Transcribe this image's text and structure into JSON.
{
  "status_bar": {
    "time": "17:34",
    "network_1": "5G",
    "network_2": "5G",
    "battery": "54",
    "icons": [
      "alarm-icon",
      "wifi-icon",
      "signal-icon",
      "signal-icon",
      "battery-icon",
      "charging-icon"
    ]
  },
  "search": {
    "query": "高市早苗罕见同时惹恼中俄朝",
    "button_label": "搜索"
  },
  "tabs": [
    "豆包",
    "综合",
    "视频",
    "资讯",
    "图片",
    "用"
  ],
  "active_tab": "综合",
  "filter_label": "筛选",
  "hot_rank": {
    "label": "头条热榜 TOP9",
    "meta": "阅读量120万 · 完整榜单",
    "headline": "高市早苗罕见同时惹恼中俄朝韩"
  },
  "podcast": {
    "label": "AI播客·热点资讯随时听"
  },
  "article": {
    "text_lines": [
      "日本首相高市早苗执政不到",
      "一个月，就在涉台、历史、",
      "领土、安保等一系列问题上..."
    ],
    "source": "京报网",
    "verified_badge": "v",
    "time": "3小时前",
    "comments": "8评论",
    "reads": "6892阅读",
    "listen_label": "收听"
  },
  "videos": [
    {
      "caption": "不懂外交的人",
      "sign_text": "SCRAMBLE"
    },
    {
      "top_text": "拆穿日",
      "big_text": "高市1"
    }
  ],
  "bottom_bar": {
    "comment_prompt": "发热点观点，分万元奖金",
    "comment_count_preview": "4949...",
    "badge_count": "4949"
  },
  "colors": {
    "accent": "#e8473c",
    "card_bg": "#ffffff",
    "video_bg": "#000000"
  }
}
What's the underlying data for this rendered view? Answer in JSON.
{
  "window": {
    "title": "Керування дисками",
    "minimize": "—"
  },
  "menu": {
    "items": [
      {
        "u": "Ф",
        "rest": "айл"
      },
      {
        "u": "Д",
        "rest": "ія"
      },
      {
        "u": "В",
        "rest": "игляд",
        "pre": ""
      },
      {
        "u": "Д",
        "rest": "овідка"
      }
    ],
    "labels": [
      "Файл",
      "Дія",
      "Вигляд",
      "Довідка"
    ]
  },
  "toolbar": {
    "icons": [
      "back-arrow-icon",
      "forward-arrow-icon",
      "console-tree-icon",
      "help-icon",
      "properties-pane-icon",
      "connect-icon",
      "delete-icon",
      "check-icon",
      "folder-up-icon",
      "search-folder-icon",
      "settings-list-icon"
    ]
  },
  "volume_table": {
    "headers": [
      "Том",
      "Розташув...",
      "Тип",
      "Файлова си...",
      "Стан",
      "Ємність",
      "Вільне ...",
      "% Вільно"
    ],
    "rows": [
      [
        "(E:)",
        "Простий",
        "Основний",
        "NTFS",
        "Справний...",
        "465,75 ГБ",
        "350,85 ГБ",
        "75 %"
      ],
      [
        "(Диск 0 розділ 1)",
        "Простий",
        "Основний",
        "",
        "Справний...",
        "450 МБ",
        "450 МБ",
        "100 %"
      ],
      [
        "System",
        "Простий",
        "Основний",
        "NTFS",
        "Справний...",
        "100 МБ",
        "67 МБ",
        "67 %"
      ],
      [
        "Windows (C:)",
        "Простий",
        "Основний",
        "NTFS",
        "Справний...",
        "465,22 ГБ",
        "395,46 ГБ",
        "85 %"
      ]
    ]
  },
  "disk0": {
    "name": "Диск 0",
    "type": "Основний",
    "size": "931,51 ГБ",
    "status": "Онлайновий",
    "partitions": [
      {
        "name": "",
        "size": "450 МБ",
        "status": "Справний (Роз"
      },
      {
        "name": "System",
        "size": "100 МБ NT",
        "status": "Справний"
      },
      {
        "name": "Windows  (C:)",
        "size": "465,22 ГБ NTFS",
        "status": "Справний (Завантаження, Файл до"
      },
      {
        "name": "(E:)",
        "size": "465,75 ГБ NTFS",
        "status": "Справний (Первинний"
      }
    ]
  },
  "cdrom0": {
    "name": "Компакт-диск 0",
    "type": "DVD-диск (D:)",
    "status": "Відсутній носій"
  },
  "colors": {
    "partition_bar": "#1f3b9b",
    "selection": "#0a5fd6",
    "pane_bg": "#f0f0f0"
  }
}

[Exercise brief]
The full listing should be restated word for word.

[Task answer]
Transcribe this image's text and structure into JSON.
{
  "status_bar": {
    "time": "17:34",
    "network_1": "5G",
    "network_2": "5G",
    "battery": "54",
    "icons": [
      "alarm-icon",
      "wifi-icon",
      "signal-icon",
      "signal-icon",
      "battery-icon",
      "charging-icon"
    ]
  },
  "search": {
    "query": "高市早苗罕见同时惹恼中俄朝",
    "button_label": "搜索"
  },
  "tabs": [
    "豆包",
    "综合",
    "视频",
    "资讯",
    "图片",
    "用"
  ],
  "active_tab": "综合",
  "filter_label": "筛选",
  "hot_rank": {
    "label": "头条热榜 TOP9",
    "meta": "阅读量120万 · 完整榜单",
    "headline": "高市早苗罕见同时惹恼中俄朝韩"
  },
  "podcast": {
    "label": "AI播客·热点资讯随时听"
  },
  "article": {
    "text_lines": [
      "日本首相高市早苗执政不到",
      "一个月，就在涉台、历史、",
      "领土、安保等一系列问题上..."
    ],
    "source": "京报网",
    "verified_badge": "v",
    "time": "3小时前",
    "comments": "8评论",
    "reads": "6892阅读",
    "listen_label": "收听"
  },
  "videos": [
    {
      "caption": "不懂外交的人",
      "sign_text": "SCRAMBLE"
    },
    {
      "top_text": "拆穿日",
      "big_text": "高市1"
    }
  ],
  "bottom_bar": {
    "comment_prompt": "发热点观点，分万元奖金",
    "comment_count_preview": "4949...",
    "badge_count": "4949"
  },
  "colors": {
    "accent": "#e8473c",
    "card_bg": "#ffffff",
    "video_bg": "#000000"
  }
}
What's the underlying data for this rendered view? Answer in JSON.
{
  "window": {
    "title": "Керування дисками",
    "minimize": "—"
  },
  "menu": {
    "items": [
      {
        "u": "Ф",
        "rest": "айл"
      },
      {
        "u": "Д",
        "rest": "ія"
      },
      {
        "u": "В",
        "rest": "игляд",
        "pre": ""
      },
      {
        "u": "Д",
        "rest": "овідка"
      }
    ],
    "labels": [
      "Файл",
      "Дія",
      "Вигляд",
      "Довідка"
    ]
  },
  "toolbar": {
    "icons": [
      "back-arrow-icon",
      "forward-arrow-icon",
      "console-tree-icon",
      "help-icon",
      "properties-pane-icon",
      "connect-icon",
      "delete-icon",
      "check-icon",
      "folder-up-icon",
      "search-folder-icon",
      "settings-list-icon"
    ]
  },
  "volume_table": {
    "headers": [
      "Том",
      "Розташув...",
      "Тип",
      "Файлова си...",
      "Стан",
      "Ємність",
      "Вільне ...",
      "% Вільно"
    ],
    "rows": [
      [
        "(E:)",
        "Простий",
        "Основний",
        "NTFS",
        "Справний...",
        "465,75 ГБ",
        "350,85 ГБ",
        "75 %"
      ],
      [
        "(Диск 0 розділ 1)",
        "Простий",
        "Основний",
        "",
        "Справний...",
        "450 МБ",
        "450 МБ",
        "100 %"
      ],
      [
        "System",
        "Простий",
        "Основний",
        "NTFS",
        "Справний...",
        "100 МБ",
        "67 МБ",
        "67 %"
      ],
      [
        "Windows (C:)",
        "Простий",
        "Основний",
        "NTFS",
        "Справний...",
        "465,22 ГБ",
        "395,46 ГБ",
        "85 %"
      ]
    ]
  },
  "disk0": {
    "name": "Диск 0",
    "type": "Основний",
    "size": "931,51 ГБ",
    "status": "Онлайновий",
    "partitions": [
      {
        "name": "",
        "size": "450 МБ",
        "status": "Справний (Роз"
      },
      {
        "name": "System",
        "size": "100 МБ NT",
        "status": "Справний"
      },
      {
        "name": "Windows  (C:)",
        "size": "465,22 ГБ NTFS",
        "status": "Справний (Завантаження, Файл до"
      },
      {
        "name": "(E:)",
        "size": "465,75 ГБ NTFS",
        "status": "Справний (Первинний"
      }
    ]
  },
  "cdrom0": {
    "name": "Компакт-диск 0",
    "type": "DVD-диск (D:)",
    "status": "Відсутній носій"
  },
  "colors": {
    "partition_bar": "#1f3b9b",
    "selection": "#0a5fd6",
    "pane_bg": "#f0f0f0"
  }
}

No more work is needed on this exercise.